* _Your objective_
Whenever a line in the listing contains "price", copy that line.

* _Data for the task_
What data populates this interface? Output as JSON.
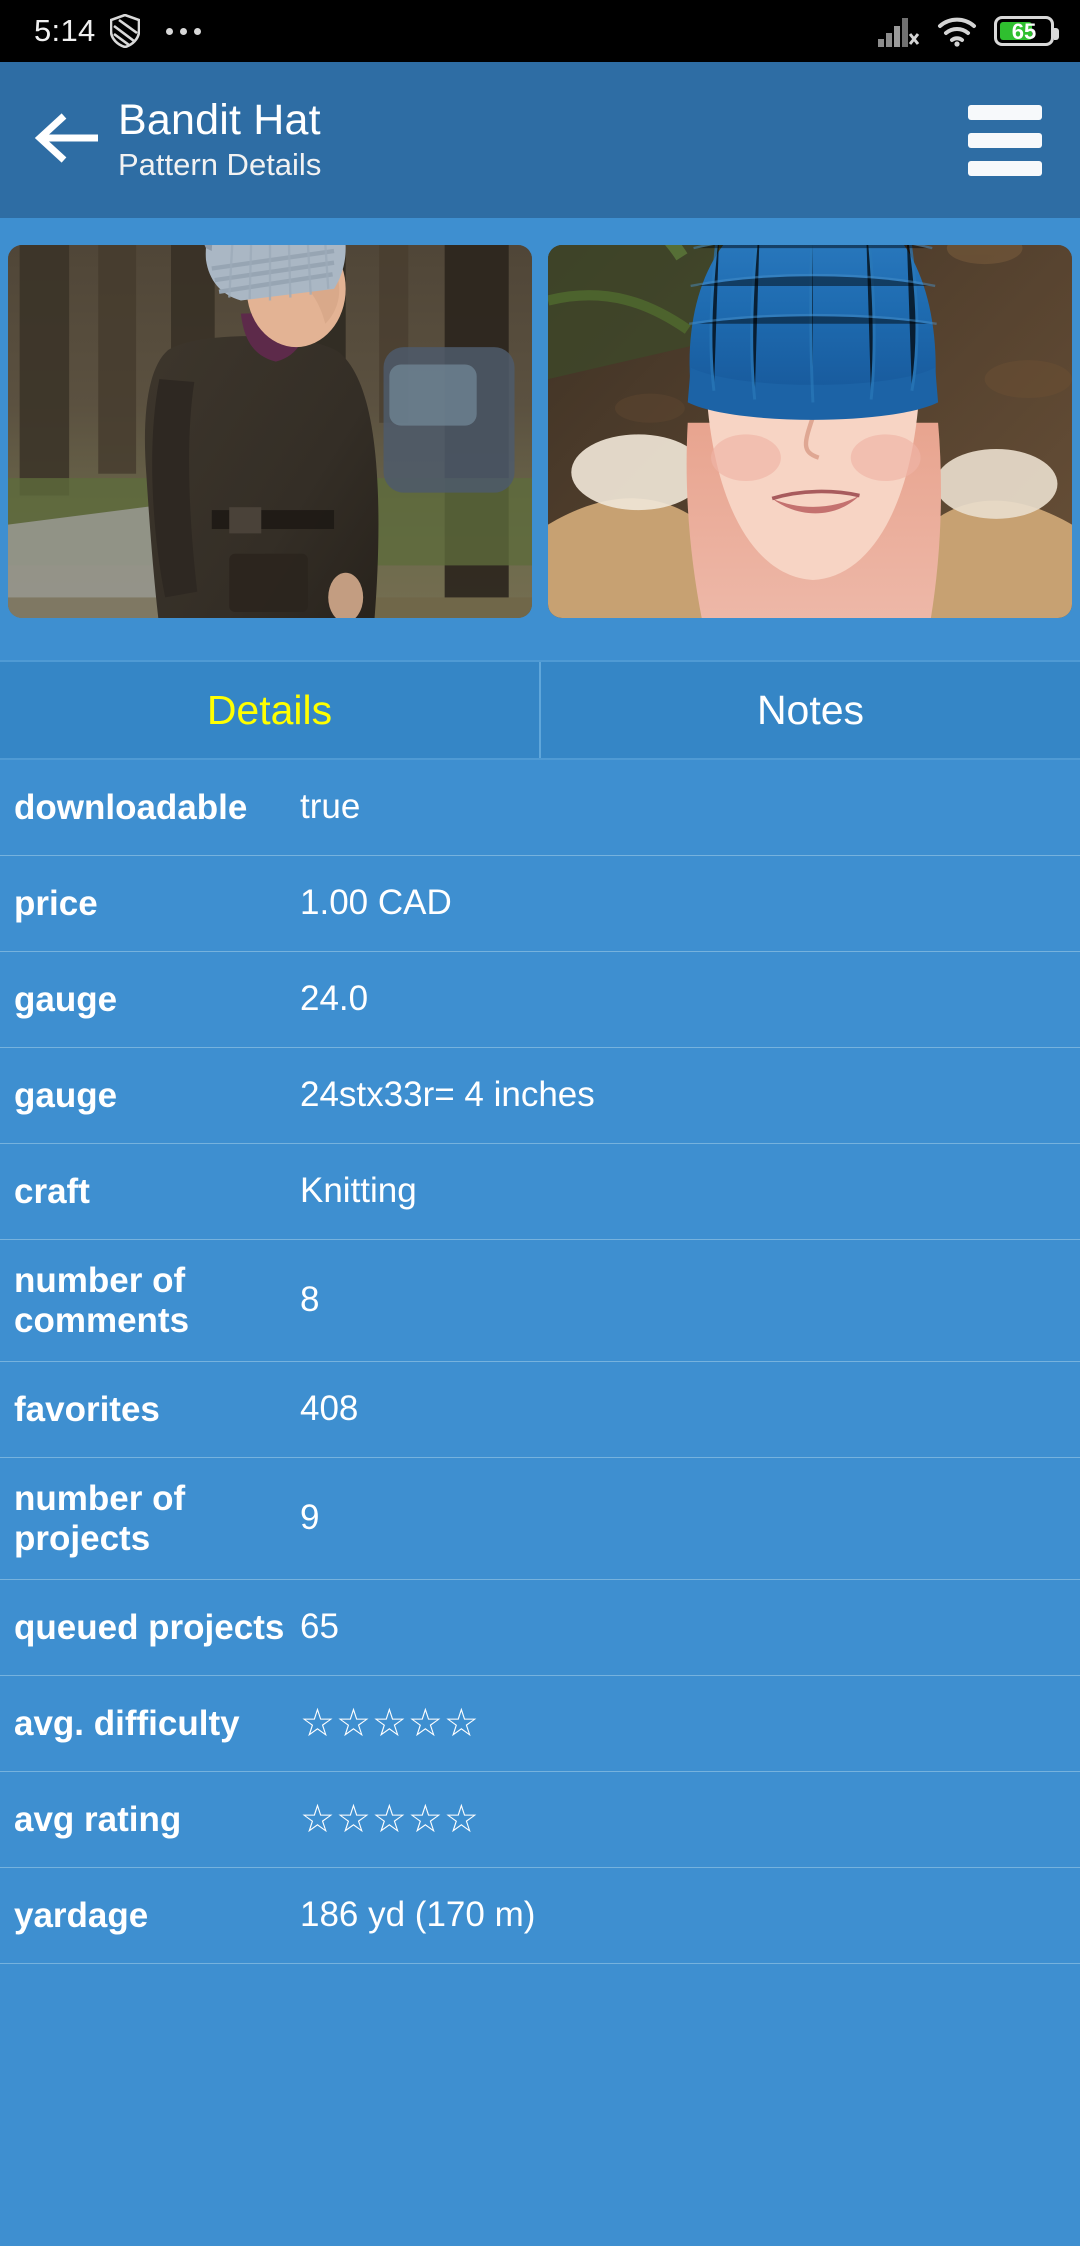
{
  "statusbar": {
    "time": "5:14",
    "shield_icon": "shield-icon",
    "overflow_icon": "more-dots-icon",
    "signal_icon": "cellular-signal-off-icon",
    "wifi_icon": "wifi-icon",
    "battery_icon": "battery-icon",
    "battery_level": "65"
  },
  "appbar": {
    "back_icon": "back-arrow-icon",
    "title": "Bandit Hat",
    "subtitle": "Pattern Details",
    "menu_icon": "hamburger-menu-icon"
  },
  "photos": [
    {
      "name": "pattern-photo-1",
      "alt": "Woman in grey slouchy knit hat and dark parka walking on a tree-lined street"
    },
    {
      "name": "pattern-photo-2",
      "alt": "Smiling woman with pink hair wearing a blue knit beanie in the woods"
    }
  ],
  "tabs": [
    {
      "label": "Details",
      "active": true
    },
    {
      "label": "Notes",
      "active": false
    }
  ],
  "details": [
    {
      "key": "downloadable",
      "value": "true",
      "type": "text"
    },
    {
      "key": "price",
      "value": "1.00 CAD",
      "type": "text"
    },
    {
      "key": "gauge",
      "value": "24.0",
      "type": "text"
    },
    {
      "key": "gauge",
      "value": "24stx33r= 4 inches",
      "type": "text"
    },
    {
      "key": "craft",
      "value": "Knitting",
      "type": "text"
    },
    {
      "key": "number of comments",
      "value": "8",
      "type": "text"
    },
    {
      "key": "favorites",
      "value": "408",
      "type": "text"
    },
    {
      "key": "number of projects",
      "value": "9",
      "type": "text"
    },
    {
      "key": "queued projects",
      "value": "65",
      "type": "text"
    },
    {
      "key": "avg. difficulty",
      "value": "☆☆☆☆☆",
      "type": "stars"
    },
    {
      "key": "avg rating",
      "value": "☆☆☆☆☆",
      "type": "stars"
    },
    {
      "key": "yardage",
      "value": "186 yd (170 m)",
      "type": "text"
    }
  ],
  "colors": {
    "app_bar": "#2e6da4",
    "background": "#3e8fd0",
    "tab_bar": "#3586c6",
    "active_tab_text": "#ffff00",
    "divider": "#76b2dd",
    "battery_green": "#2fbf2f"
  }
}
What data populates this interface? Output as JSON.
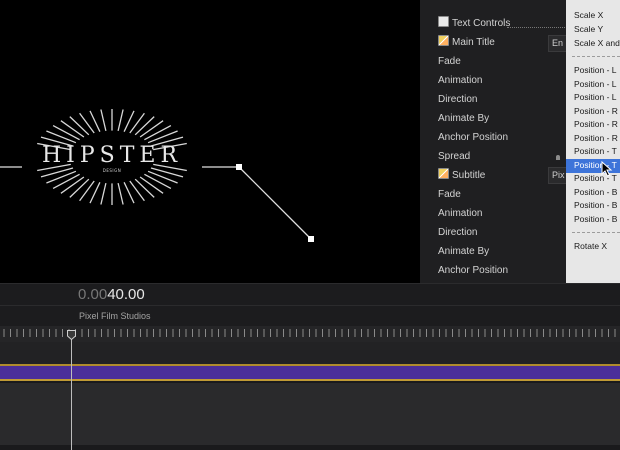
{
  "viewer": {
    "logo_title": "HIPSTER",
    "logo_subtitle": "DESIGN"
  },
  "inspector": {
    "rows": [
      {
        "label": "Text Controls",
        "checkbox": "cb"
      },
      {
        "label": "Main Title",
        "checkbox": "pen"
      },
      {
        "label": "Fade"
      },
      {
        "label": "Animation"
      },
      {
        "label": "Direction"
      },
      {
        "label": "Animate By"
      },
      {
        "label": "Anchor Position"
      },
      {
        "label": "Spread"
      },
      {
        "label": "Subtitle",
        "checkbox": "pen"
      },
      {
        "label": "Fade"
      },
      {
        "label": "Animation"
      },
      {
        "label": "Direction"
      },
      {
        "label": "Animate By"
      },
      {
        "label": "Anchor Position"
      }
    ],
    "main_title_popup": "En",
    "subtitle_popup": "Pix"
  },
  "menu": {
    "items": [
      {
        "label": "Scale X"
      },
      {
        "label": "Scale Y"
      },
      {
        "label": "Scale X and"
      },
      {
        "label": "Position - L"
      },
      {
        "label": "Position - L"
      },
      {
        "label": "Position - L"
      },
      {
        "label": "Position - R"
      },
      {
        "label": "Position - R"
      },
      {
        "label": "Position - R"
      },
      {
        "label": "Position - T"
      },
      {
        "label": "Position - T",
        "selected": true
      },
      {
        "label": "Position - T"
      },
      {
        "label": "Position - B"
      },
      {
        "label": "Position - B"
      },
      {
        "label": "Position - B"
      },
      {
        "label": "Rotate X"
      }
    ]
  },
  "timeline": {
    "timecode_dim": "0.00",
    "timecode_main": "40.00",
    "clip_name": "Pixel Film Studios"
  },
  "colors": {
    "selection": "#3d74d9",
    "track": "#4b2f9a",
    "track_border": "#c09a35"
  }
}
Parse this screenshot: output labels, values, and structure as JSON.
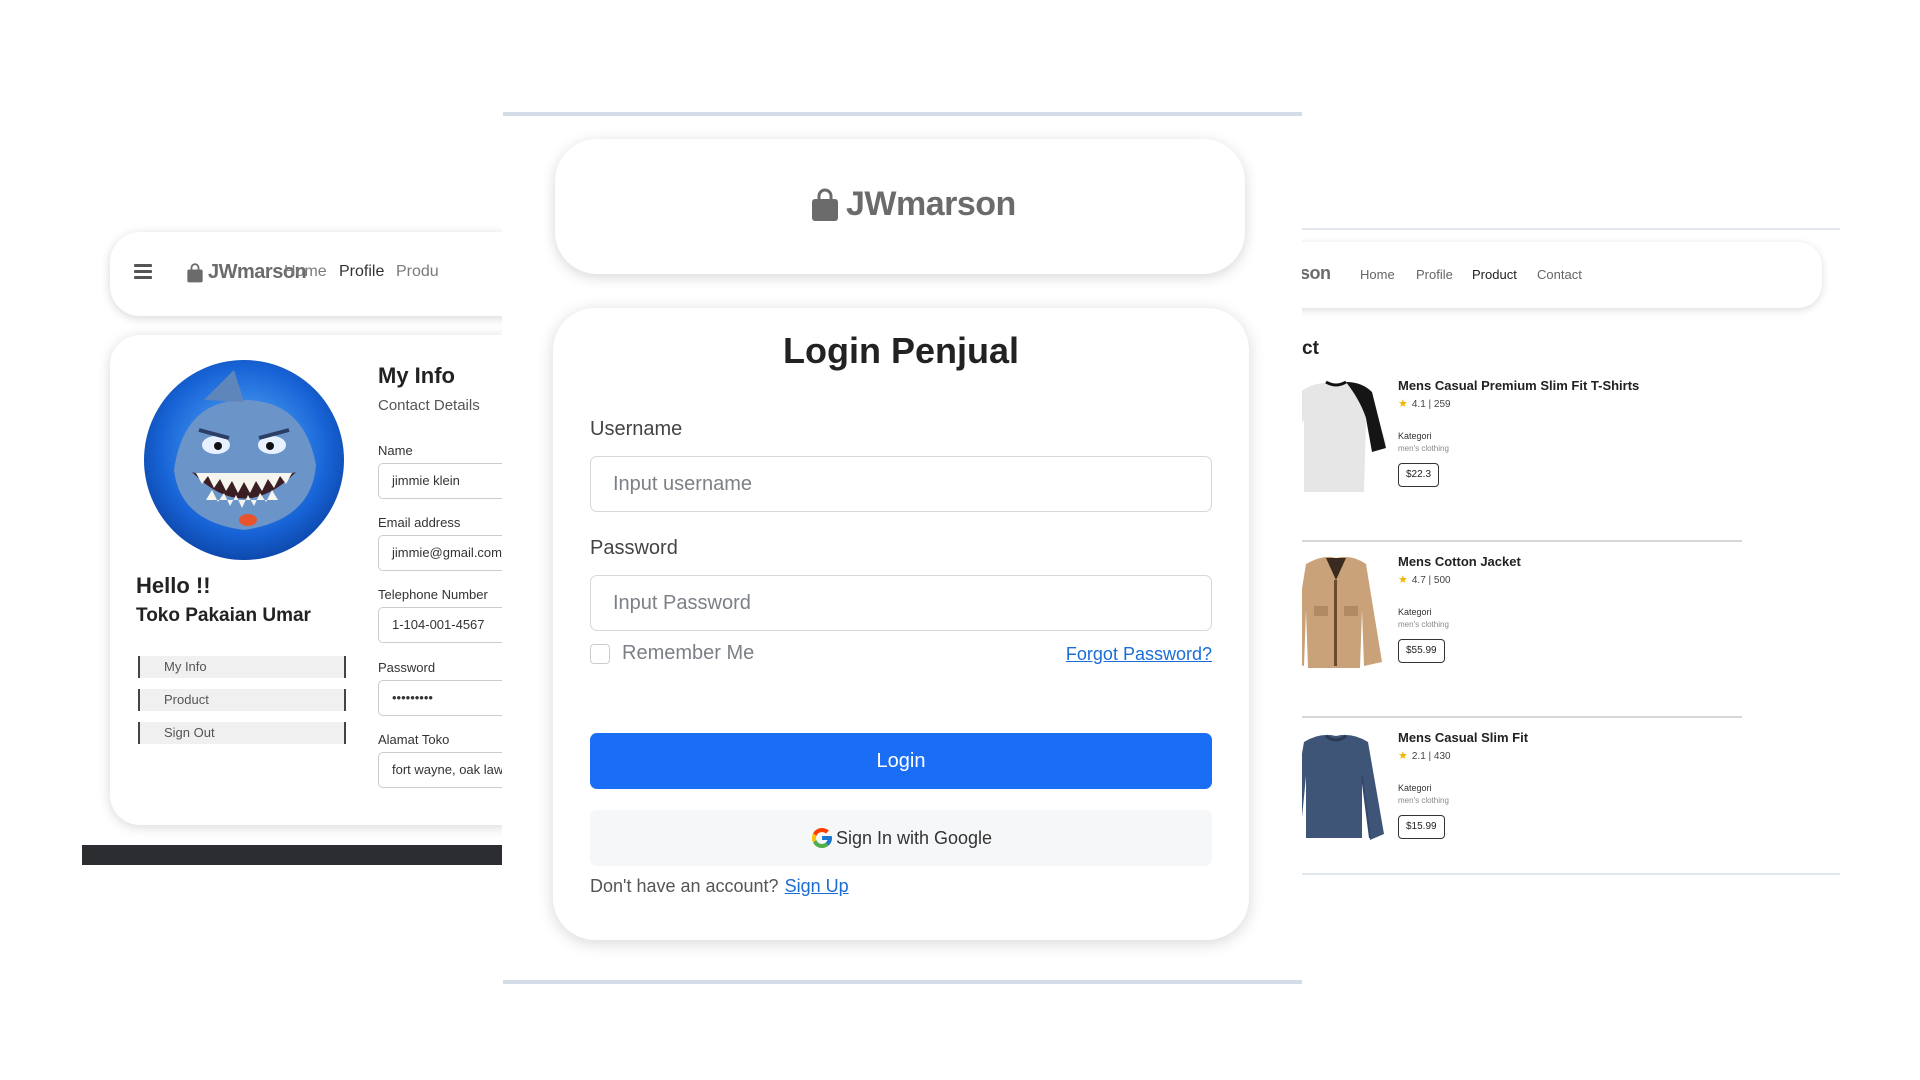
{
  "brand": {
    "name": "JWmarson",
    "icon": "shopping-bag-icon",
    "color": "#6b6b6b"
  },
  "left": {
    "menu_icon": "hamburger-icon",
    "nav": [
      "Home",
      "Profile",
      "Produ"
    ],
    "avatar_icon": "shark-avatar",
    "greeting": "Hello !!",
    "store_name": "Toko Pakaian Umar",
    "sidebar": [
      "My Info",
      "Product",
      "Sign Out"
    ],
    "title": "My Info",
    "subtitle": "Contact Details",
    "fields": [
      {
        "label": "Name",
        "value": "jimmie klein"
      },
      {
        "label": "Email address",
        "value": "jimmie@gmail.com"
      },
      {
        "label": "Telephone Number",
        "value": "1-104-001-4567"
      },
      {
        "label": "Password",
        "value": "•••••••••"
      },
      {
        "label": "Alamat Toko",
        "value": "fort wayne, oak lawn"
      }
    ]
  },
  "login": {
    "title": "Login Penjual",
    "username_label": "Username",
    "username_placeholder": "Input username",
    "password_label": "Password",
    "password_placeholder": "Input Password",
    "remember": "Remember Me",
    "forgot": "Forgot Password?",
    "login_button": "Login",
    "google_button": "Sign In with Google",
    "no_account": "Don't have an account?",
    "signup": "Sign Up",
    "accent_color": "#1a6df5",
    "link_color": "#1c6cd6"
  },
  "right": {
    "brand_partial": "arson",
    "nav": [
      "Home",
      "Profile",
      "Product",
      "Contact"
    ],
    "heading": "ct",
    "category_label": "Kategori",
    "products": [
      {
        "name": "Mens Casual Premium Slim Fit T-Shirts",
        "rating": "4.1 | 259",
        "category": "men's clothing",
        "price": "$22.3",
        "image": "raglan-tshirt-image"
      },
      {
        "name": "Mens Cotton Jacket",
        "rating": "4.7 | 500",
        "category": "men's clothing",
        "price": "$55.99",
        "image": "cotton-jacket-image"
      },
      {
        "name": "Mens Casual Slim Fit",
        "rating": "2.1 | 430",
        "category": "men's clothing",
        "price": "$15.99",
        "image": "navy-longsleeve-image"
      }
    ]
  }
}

* _Written response_
      "key": "price",
        "price": "$22.3",
        "price": "$55.99",
        "price": "$15.99",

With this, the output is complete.